Friday, March 4, 2016

Are Antibiotics Back in Favor for Abscesses?

A couple years ago, the IDSA came out with antibiotic treatment guidelines covering uncomplicated cutaneous abscesses.  The simple, straightforward treatment many of us have been advocating: incision and drainage without antibiotics.

Sadly, such days may be finished.

A few years back, a small trial found no statistically difference in clinical cure for patients randomized to trimethoprim-sulfamethoxazole or placebo – but there were concerns regarding whether the study was appropriately powered.  This, larger, multi-center, double-blind, randomized, placebo-controlled trial aims to rectify that flaw.

With the usual exclusions for patients with serious comorbid disease, these authors enrolled 1,265 to ultimately analyze 1,247.  Acute abscesses of greater than 2.0cm, but still appropriate for outpatient management, were randomized either to 7 days of TMP-SMX or identical-appearing placebo.  There were several different follow-up time frames: for initial clinical improvement, “test of cure”, and for secondary outcomes of abscess recurrence.

There’s not much debate on the outcome – with the TMP-SMX arm generating a fairly consistent ~7% absolute cure rate improvement over placebo.  In the per-protocol population, which excluded patients lost to follow-up, cure rate was 92.9% in the TMP-SMX group versus 85.7% in the placebo cohort.  Furthermore, throughout every meaningful secondary outcome – particularly new skin infection at another site or an infection occurring in a household member – TMP-SMX was favored in proportions of similar absolute magnitude.  Adverse events were similar between each group, without a preponderance of apparent harms from TMP-SMX.

An NNT of ~14 is nothing at which to scoff.  The costs of the intervention are fairly low.  We are definitely missing some of the granular detail in this first publication, and it is difficult to say whether it's generalizable to smaller abscess or how to manage abscesses with minimal surrounding cellulitis.  I look forward to these follow-up analyses to potentially improve the precision of treatment – but, in the meantime, it may be time to roll back some of our antibiotic stewardship movements in MRSA-endemic regions.

“Trimethoprim–Sulfamethoxazole versus Placebo for Uncomplicated Skin Abscess”
http://www.nejm.org/doi/full/10.1056/NEJMoa1507476

3 comments:

  1. Am I the only one thrown off a little bit by the nomenclature?

    A 2x2.5cm abscess with a 7x5cm surrounding area of erythema to me sounds like an "abscess with cellulitis", and not an "uncomplicated abscess".

    Do they mean "uncomplicated" in that, the pt's are not systemically sick with fever?

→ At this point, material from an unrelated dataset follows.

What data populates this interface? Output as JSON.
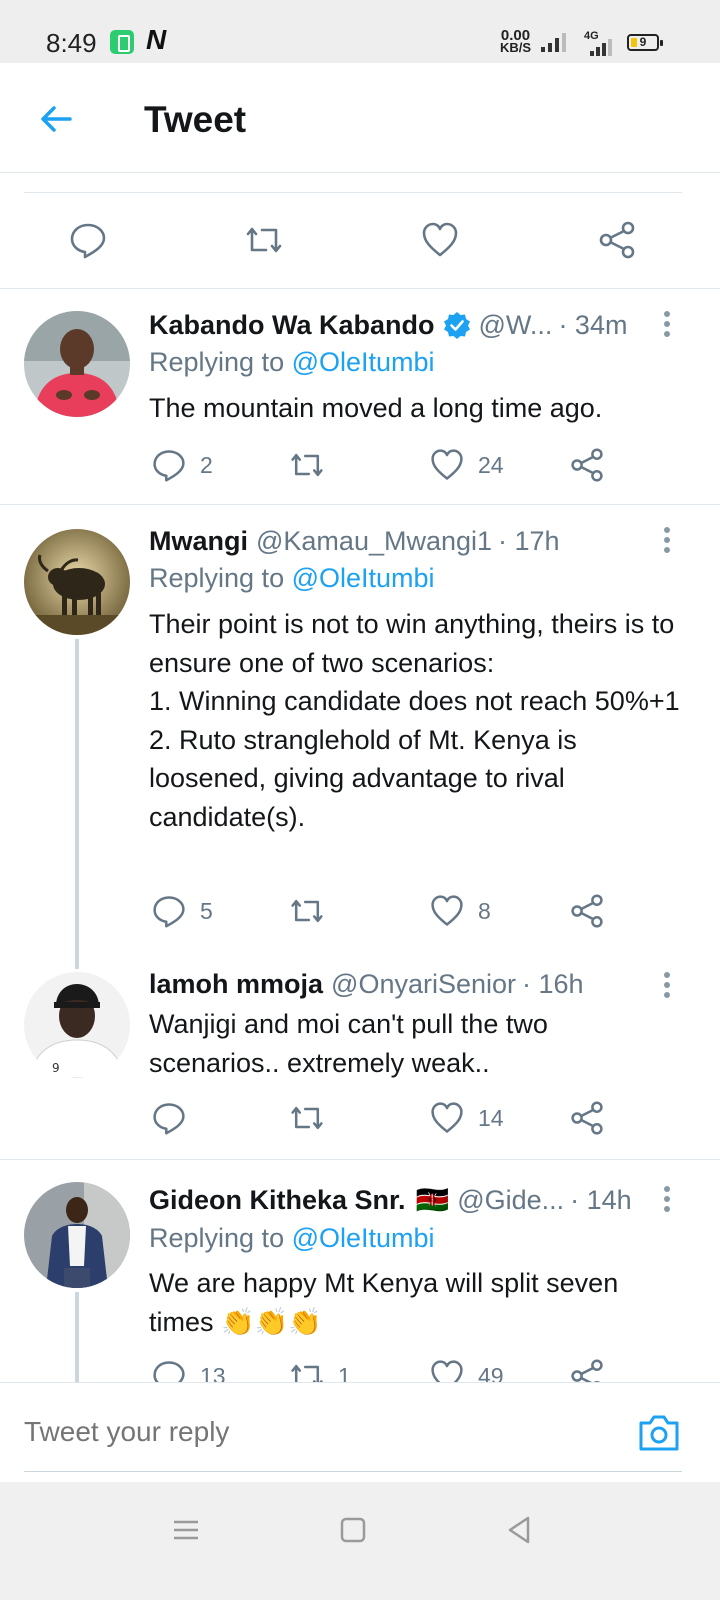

    I also had a very hard time trying to make sense of the three different reported analysis plans.

    The Supplementary Material online also reads as if there are going to be a few more studies coming out of this group about abx for skin and soft tissue infections.

    ReplyDelete
    Replies
    1. I'd expect this to be just the first of many data-dredging expeditions on this data to help better inform treatment. I'll bet erythema extent will be reported upon in the future.

      I think, as far as "complicated", they're using a pragmatic definition addressing whether deeper soft tissues are involved requiring surgical intervention and whether it can be managed as an outpatient. I.e., if an ED doc can do it and send it home it's not complicated.

      Delete
    2. They report some numbers on what these pus pockets looked like in Table 2.

      Delete

Comments on posts > 10 days old will be moderated; blame spammers.